It’s a view perhaps at odds with his disclosure, in the interview that closes this book, that a visit to Auschwitz where he examined photographs taken by the Nazis of arriving children, made him aware of how complicit an act photography can be. That aside, this collection of images is a study of communities; his attempt ‘to find the welcome’.
The place in question is the Arctic Circle, the line at which, once a year, there’s a day where the sun doesn’t set and another on which it doesn’t rise. Travelling that line, Barnett captures a wide variety of peoples, each with a ‘distinctive genius for living in a northern setting’. The potential harshness of the terrain is clear enough: the burial ground at Repulse Bay – a haphazard row of crosses set in icy ground – puts life on the Circle into perspective. Arctic sheep snuggle down in rows indoors; a glum-looking fisherman baits his lines, waiting for a break in the weather; a candlelit gallery owner peers through a frosted window, possibly wondering if customers are ever going to show up.
But a bird-house in a Swedish tree could be a Mediterranean study, and the Icelandic handyman, all togged up to hang the town’s Christmas lights, looks like he’s on his way to a Halloween party. Other images hint at stories, or ask questions. A Russian herder drinks fresh reindeer blood from a vividly stained pan: is that a personal quirk or a local custom?

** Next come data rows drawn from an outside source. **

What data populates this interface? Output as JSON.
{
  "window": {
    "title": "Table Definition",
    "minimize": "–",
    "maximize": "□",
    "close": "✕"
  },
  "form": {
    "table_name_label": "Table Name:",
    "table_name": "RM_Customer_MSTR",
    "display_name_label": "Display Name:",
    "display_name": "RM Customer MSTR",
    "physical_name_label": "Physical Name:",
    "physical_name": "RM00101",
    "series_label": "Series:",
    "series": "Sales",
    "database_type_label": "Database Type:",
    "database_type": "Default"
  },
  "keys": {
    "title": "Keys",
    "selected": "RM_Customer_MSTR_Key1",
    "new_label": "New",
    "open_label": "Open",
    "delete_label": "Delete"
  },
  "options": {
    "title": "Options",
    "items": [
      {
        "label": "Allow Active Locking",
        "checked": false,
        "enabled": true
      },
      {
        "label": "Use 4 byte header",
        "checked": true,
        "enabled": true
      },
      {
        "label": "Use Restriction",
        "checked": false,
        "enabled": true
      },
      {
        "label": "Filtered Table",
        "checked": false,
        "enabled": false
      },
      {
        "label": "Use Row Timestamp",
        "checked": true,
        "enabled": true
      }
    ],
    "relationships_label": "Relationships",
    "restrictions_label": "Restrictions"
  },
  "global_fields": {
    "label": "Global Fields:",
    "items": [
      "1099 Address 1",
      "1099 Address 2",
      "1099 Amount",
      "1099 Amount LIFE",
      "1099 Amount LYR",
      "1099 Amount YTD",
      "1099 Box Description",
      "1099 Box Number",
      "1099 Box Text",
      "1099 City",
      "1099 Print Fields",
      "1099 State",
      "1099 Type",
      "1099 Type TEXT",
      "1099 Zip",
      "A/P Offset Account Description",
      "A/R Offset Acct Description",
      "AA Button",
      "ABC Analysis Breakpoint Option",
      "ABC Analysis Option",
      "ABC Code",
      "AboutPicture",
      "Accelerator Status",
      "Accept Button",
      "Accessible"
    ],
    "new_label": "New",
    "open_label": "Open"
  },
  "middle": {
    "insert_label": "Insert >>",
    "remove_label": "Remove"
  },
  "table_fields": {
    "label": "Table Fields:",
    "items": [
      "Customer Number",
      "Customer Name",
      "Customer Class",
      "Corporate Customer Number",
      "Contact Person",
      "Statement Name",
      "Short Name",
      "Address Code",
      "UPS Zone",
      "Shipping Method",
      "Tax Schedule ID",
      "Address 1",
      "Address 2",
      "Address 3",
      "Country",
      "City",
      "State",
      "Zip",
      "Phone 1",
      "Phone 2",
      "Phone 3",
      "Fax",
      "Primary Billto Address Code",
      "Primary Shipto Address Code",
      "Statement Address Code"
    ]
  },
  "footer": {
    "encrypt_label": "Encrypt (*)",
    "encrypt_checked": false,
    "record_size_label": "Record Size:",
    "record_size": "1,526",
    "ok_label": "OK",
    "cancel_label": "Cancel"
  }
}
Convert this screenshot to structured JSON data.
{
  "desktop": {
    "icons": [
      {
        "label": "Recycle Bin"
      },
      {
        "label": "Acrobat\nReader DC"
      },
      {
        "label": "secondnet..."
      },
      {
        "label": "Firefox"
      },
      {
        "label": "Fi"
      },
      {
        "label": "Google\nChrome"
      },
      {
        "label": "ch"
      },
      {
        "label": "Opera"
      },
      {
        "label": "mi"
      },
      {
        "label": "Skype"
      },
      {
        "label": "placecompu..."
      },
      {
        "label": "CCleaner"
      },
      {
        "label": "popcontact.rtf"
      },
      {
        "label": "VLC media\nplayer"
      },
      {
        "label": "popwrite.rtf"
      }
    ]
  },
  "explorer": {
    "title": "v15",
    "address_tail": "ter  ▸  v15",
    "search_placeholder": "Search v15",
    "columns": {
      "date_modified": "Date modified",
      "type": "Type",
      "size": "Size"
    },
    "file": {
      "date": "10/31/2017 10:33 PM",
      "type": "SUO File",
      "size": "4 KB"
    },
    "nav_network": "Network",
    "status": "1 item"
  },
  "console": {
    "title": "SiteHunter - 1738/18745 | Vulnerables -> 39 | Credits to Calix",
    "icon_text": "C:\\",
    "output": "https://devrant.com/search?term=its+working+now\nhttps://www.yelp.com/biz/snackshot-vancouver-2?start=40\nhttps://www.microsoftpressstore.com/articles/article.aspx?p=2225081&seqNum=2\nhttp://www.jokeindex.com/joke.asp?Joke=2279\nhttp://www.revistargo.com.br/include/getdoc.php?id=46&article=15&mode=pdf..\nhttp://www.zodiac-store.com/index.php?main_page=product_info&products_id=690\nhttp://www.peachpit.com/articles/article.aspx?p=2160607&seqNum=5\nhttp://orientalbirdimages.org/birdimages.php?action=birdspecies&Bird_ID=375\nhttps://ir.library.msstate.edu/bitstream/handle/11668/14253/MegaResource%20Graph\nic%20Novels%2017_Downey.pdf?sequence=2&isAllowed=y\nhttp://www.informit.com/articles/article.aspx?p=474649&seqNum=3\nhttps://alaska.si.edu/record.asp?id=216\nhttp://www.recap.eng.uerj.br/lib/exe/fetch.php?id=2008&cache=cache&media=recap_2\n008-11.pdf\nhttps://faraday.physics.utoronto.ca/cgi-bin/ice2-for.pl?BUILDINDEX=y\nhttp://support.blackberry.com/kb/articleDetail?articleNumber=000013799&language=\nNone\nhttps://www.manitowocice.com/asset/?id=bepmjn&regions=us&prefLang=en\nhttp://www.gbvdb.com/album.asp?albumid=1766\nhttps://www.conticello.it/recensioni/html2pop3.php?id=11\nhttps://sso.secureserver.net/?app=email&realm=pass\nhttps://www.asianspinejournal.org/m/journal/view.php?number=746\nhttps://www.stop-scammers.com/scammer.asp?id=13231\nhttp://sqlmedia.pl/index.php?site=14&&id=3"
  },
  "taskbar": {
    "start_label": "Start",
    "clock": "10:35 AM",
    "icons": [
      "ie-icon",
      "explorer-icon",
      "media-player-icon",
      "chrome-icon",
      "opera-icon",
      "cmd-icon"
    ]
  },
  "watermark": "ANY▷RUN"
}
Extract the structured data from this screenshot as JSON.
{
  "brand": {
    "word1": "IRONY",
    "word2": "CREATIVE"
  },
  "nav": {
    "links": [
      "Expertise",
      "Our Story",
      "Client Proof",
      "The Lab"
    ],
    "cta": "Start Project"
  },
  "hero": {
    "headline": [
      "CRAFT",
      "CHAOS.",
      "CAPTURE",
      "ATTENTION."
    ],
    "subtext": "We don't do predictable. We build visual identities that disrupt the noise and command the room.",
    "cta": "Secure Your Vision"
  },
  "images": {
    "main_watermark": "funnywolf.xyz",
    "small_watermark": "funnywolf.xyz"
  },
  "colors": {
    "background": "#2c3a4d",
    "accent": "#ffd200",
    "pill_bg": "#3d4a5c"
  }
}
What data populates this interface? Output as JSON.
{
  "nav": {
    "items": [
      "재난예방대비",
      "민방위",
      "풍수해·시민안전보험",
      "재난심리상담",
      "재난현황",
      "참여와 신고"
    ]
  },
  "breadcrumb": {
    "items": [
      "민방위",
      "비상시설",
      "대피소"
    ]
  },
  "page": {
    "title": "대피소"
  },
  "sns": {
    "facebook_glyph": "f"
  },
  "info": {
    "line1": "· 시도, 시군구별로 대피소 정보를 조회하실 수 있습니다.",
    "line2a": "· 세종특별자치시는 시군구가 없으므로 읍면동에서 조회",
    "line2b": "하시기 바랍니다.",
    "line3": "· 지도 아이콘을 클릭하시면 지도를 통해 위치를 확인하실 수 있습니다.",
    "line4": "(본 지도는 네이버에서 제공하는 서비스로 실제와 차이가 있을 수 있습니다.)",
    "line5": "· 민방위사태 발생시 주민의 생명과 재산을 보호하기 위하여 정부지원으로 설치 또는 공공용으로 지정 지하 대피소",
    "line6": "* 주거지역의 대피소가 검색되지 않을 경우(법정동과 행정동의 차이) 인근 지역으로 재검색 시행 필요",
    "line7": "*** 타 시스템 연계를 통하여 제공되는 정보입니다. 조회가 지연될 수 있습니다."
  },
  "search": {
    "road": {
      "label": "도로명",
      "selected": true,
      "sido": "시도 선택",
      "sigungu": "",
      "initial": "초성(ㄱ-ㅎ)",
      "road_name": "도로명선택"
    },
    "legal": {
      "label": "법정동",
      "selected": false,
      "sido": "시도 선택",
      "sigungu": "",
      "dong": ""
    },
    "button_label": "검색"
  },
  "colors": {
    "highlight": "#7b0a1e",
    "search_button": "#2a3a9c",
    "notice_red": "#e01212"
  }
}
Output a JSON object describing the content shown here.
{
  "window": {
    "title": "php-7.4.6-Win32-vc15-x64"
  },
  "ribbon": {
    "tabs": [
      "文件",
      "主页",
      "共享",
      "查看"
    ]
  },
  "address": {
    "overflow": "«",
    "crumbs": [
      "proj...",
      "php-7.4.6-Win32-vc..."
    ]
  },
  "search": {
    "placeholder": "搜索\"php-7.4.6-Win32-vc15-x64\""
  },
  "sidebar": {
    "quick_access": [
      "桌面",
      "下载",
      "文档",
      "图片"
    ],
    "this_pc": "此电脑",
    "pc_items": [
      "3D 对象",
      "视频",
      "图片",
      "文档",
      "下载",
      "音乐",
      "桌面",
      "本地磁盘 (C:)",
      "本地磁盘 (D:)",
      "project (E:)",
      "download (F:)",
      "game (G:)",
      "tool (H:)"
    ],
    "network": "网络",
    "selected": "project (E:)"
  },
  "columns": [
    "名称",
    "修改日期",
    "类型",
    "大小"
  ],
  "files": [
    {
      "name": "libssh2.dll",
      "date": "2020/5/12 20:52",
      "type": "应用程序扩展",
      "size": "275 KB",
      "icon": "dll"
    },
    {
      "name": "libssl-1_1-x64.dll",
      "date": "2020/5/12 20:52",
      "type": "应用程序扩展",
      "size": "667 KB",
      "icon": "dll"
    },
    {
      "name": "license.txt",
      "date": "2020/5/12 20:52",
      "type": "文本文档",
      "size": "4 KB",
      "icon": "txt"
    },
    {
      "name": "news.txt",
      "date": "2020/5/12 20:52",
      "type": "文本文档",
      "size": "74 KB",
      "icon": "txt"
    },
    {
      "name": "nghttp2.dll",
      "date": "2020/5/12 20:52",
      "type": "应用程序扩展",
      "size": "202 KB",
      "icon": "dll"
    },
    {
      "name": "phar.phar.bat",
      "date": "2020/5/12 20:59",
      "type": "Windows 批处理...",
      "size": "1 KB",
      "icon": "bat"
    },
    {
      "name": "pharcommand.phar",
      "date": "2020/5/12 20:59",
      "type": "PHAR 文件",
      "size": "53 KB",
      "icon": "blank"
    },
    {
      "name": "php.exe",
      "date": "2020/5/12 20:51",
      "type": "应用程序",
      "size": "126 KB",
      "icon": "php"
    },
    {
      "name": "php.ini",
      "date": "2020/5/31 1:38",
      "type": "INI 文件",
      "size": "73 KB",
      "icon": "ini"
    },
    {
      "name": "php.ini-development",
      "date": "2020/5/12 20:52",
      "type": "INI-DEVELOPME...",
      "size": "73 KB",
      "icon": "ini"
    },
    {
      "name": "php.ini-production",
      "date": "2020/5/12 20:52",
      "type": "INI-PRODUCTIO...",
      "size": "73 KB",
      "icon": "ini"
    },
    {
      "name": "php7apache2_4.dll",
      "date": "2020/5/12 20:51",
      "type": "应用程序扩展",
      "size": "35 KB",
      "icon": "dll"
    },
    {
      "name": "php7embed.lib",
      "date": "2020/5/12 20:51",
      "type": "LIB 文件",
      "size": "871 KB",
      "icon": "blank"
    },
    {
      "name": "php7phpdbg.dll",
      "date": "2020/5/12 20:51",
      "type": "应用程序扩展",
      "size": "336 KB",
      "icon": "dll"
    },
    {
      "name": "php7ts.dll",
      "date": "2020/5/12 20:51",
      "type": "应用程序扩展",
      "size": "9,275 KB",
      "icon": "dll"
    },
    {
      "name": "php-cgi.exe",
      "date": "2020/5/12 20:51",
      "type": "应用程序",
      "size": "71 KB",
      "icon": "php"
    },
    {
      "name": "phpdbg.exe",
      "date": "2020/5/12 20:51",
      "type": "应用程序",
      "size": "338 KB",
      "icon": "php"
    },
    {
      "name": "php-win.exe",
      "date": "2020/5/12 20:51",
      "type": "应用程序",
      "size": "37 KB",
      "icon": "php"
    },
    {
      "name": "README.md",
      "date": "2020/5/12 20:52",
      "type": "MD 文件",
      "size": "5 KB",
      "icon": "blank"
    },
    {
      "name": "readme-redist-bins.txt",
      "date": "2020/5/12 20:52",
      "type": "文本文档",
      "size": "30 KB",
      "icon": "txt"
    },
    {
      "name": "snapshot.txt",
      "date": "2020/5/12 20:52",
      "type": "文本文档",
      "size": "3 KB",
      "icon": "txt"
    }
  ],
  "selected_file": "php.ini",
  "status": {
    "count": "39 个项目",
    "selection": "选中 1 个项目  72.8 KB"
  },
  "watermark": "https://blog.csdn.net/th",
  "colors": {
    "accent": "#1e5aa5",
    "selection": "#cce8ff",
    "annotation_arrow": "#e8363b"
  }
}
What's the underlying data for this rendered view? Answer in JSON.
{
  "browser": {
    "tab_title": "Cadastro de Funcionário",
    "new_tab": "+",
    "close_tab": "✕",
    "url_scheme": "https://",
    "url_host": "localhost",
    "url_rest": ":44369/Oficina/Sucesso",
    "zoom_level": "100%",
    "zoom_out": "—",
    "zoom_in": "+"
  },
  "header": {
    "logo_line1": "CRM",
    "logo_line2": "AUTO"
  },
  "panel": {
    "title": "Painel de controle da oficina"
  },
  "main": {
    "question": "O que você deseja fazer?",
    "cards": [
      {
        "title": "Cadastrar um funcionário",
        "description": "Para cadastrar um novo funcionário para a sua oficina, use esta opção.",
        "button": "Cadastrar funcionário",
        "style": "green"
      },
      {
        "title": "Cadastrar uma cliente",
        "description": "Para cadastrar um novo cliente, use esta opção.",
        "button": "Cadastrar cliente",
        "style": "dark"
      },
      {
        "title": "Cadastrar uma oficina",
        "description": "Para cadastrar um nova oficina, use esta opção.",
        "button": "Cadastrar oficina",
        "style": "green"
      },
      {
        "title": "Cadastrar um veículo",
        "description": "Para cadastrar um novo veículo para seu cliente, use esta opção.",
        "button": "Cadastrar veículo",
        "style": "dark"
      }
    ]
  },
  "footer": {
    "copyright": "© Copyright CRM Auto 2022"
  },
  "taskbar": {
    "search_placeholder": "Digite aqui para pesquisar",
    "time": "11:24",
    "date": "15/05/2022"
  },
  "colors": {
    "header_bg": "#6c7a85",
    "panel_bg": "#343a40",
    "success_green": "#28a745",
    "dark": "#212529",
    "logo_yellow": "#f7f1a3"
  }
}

If by ‘the welcome’ Barnett means being allowed glimpses into inner lives and private worlds, there’s plenty of that on offer here.
LIFE ON THE LINE: People of the Arctic Circle by Cristian Barnett, Polarworld, £30
This review was published in the December 2014 edition of Geographical Magazine